Last week I opened up a discussion with you about the best possible model for running our real estate business. I began with trying to describe the large TEAM approach and some of it pros and cons. Re-reading it, I am sure there is much I could have added and or even written more succinctly. That said, I am questioning many of those ideas as we consider moving to a different office, albeit within the same firm. Stay tuned.
So I’ll address that briefly. Inside the local real estate marketplace here in HR, there are only a few models working well. The most common is the Traditional. A locally owned, un-franchised brokerage where each agent is an independent contractor and it is an “eat only what you kill” system with greater shares of the pie (commission) as you sell more and/or gain tenure. The other is still a traditional firm, only attached to a nationally branded company (franchise) and pays a fee to the parent firm over and above the commission split. There are a few Mega Team enterprises that employ sales people and pay them a salary+ commission after providing them most of their leads.
What’s best? Good question. My view from the inside over many years and many markets has revealed a few things. Many teams are formed as a partnership to afford each partner to have their cake and eat it too. They give up some business in order to have a life. To spend time with the kids, husband, only work with buyers, etc. Certainly beneficial to the agent, but unless it is run as a business and one individual is given the operating officer role, it is not a model that grows and someone is likely to become discontent. Often a team is created for growth and often it is ego driven. The more agents using the rainmaker’s name, the better it sounds and the more potential leads the more potential sales. It allows X number of people to generate a large volume of sales and therefore claim a higher ranking. The successful models are run as a solid business and generally act as a company within a company (similar to a franchise).
The best model I’ve see is one or two, fulltime, equally committed sales people and one, rockstar administrator. Let’s face it; the goal here is to run a profitable business. We have all seen big fat firms of all kinds have to cut way back when there is a down turn in whatever industry they are in. That’s because the overhead became greater than the profit. This model is generally earning the same commission split as the mega teams and has little or no administrative overhead. No employee headaches and as a result, I have seen that their individual clients become like family and would walk through walls for them. I imagine the ego is sufficiently stroked as they review their portfolio numbers.
‘Nuff said on that. Stay tuned as to Gabrielle and I and G.R.E.A.T. are going to work together to best serve you and your needs.
As our business grows here in Virginia Beach and Chesapeake, I have been looking closely at our business model and what is the best way to A) grow our business and B) best serve our customers with the same personal touch and professionalism they have come to expect.
There are a few different approaches and I thought I would give a brief overview and perhaps you’ll share with me your thoughts on what works for you as a customer. Maybe you are not a real estate customer per se. And I don’t mean ours, but in general. WE are all customers, of some kind, every day. How do you like you to be served? Do you like lots of info, lots of personal interaction? Or are you a “just gimme the facts and tell me where to sign: kinda customer?
There are a few different models in the RE biz these days. Some new and techy, some old and very hands on. Both work.
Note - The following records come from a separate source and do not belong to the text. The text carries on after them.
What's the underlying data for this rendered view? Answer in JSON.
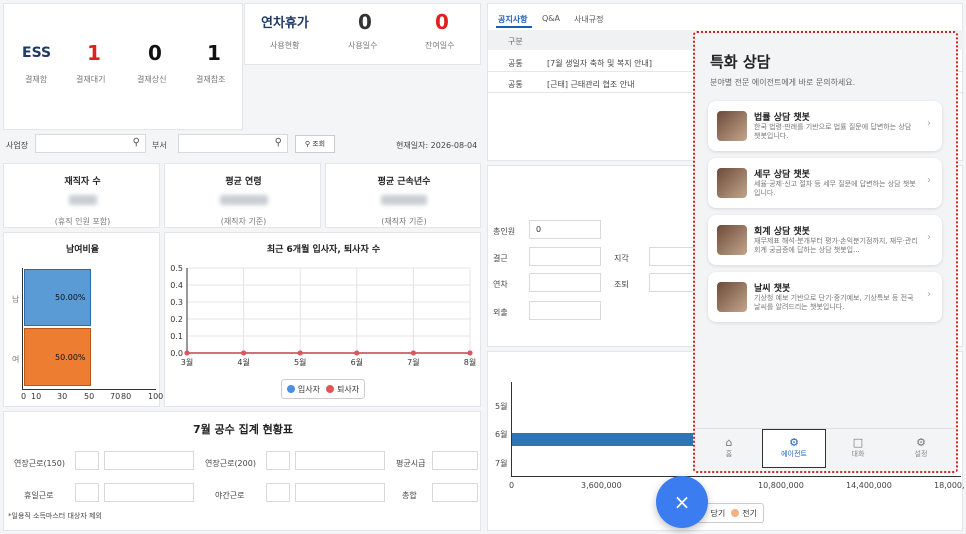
{
  "ess": {
    "title": "ESS",
    "items": [
      {
        "value": "1",
        "label": "결재대기",
        "color": "#e02020"
      },
      {
        "value": "0",
        "label": "결재상신",
        "color": "#111"
      },
      {
        "value": "1",
        "label": "결재참조",
        "color": "#111"
      }
    ],
    "label_main": "결재함"
  },
  "leave": {
    "title": "연차휴가",
    "sub": "사용현황",
    "used": "0",
    "used_label": "사용일수",
    "remain": "0",
    "remain_label": "잔여일수",
    "remain_color": "#e02020"
  },
  "filter": {
    "site_label": "사업장",
    "dept_label": "부서",
    "search_btn": "조회",
    "date": "현재일자: 2026-08-04"
  },
  "stats": [
    {
      "title": "재직자 수",
      "note": "(휴직 인원 포함)"
    },
    {
      "title": "평균 연령",
      "note": "(재직자 기준)"
    },
    {
      "title": "평균 근속년수",
      "note": "(재직자 기준)"
    }
  ],
  "gender": {
    "title": "남여비율",
    "rows": [
      {
        "label": "남",
        "value": "50.00%",
        "color": "#5b9bd5"
      },
      {
        "label": "여",
        "value": "50.00%",
        "color": "#ed7d31"
      }
    ],
    "ticks": [
      "0",
      "10",
      "30",
      "50",
      "70",
      "80",
      "100"
    ]
  },
  "chart_data": {
    "type": "line",
    "title": "최근 6개월 입사자, 퇴사자 수",
    "categories": [
      "3월",
      "4월",
      "5월",
      "6월",
      "7월",
      "8월"
    ],
    "series": [
      {
        "name": "입사자",
        "values": [
          0,
          0,
          0,
          0,
          0,
          0
        ],
        "color": "#4a90e2"
      },
      {
        "name": "퇴사자",
        "values": [
          0,
          0,
          0,
          0,
          0,
          0
        ],
        "color": "#e05555"
      }
    ],
    "ylim": [
      0,
      0.5
    ],
    "yticks": [
      "0.5",
      "0.4",
      "0.3",
      "0.2",
      "0.1",
      "0.0"
    ]
  },
  "hours": {
    "title": "7월 공수 집계 현황표",
    "labels": [
      "연장근로(150)",
      "연장근로(200)",
      "평균시급",
      "휴일근로",
      "야간근로",
      "총합"
    ],
    "note": "*일용직 소득마스터 대상자 제외"
  },
  "notice": {
    "tabs": [
      "공지사항",
      "Q&A",
      "사내규정"
    ],
    "col": "구분",
    "rows": [
      {
        "type": "공통",
        "text": "[7월 생일자 축하 및 복지 안내]"
      },
      {
        "type": "공통",
        "text": "[근태] 근태관리 협조 안내"
      }
    ]
  },
  "attendance": {
    "labels": [
      "총인원",
      "결근",
      "지각",
      "연차",
      "조퇴",
      "외출"
    ],
    "total": "0"
  },
  "bar": {
    "cats": [
      "5월",
      "6월",
      "7월"
    ],
    "xticks": [
      "0",
      "3,600,000",
      "",
      "10,800,000",
      "14,400,000",
      "18,000,"
    ],
    "legend_cut": "당기",
    "legend_prev": "전기"
  },
  "panel": {
    "title": "특화 상담",
    "subtitle": "분야별 전문 에이전트에게 바로 문의하세요.",
    "bots": [
      {
        "name": "법률 상담 챗봇",
        "desc": "한국 법령·판례를 기반으로 법률 질문에 답변하는 상담 챗봇입니다."
      },
      {
        "name": "세무 상담 챗봇",
        "desc": "세율·공제·신고 절차 등 세무 질문에 답변하는 상담 챗봇입니다."
      },
      {
        "name": "회계 상담 챗봇",
        "desc": "재무제표 해석·분개부터 평가·손익분기점까지, 재무·관리회계 궁금증에 답하는 상담 챗봇입..."
      },
      {
        "name": "날씨 챗봇",
        "desc": "기상청 예보 기반으로 단기·중기예보, 기상특보 등 전국 날씨를 알려드리는 챗봇입니다."
      }
    ],
    "nav": [
      "홈",
      "에이전트",
      "대화",
      "설정"
    ]
  },
  "fab": "×"
}
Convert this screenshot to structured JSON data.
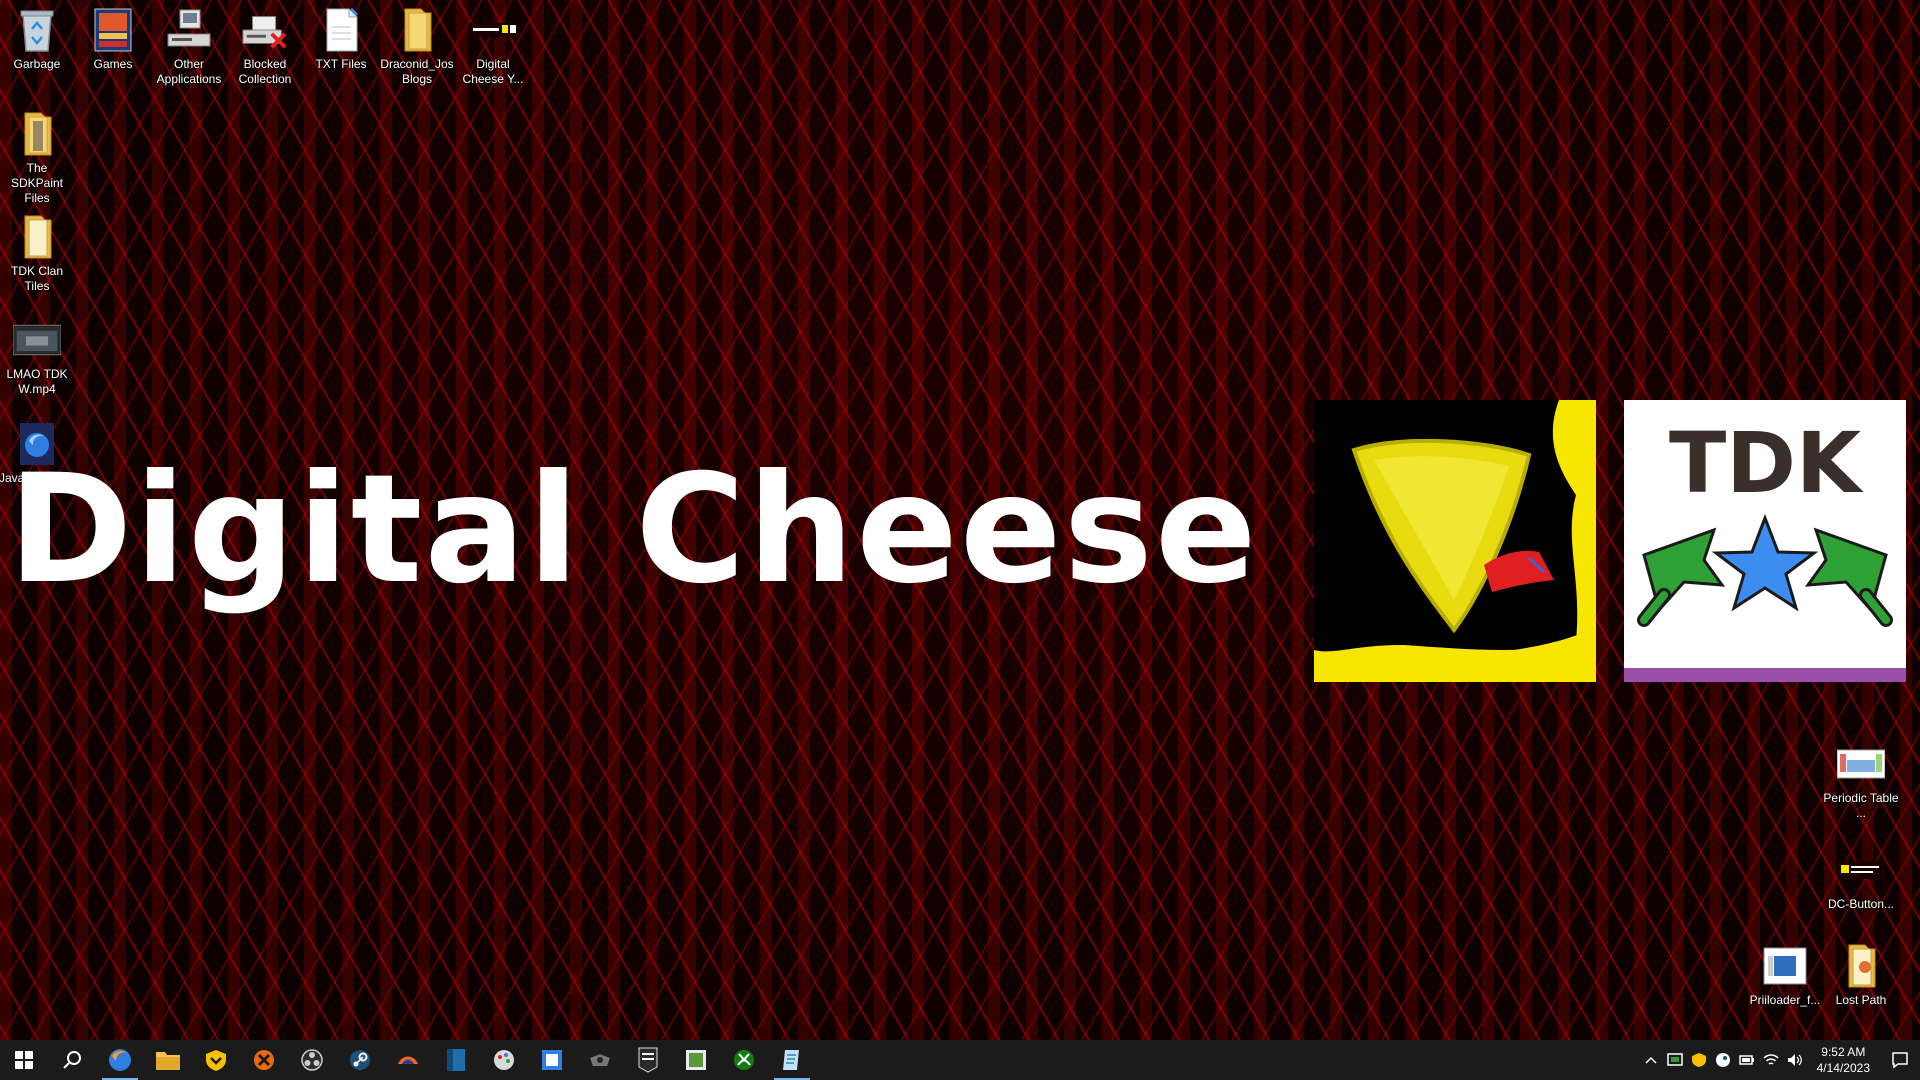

One new emerging model since I’ve come back to the business is the mega team version. There is a rainmaker who really puts it out there with their name on everything and solicits business through every channel possible. Radio, TV, Internet, newspaper (is that still a thing?) and so on. They hire inside sales associates (ISA) whose only job is to take ad calls and convert them to an appointment and capture a lead and pass it on to an agent. These groups often have several agents working on their team in order to chase down all this and often have a full service office including property management. If they are not a proper brokerage firm proper, they are often a company within a company. While I was managing a large office several years ago, we had the beginnings of teams like this and they are generally self sufficient since the team leader is given much latitude and is capable of running the team themselves regarding the coaching and accountability and need to be good at putting out their own fires. I want to be sure to not suggest that any of this is bad. As a buyer or especially a seller you want activity and phone calls and someone following up on these leads the instant they come in. We know that our society has become so ADD that if we don’t hear back right away, we move on to the next thing.
From the perspective of what the GREAT team does in the future, we need to look at what the commitment to building a team is, what are the implications and does it bring us closer to our goals/customers or further away?
In order to keep this brief (I know, too late), I am going to address the other models in the next post.
Until then, please don’t hesitate to reach out and offer your thoughts and especially to ask questions.
If you need real estate assistance, we are here to help. If you just want to catch up and go have a cup of coffee or meet up for a bike ride, LETS GO!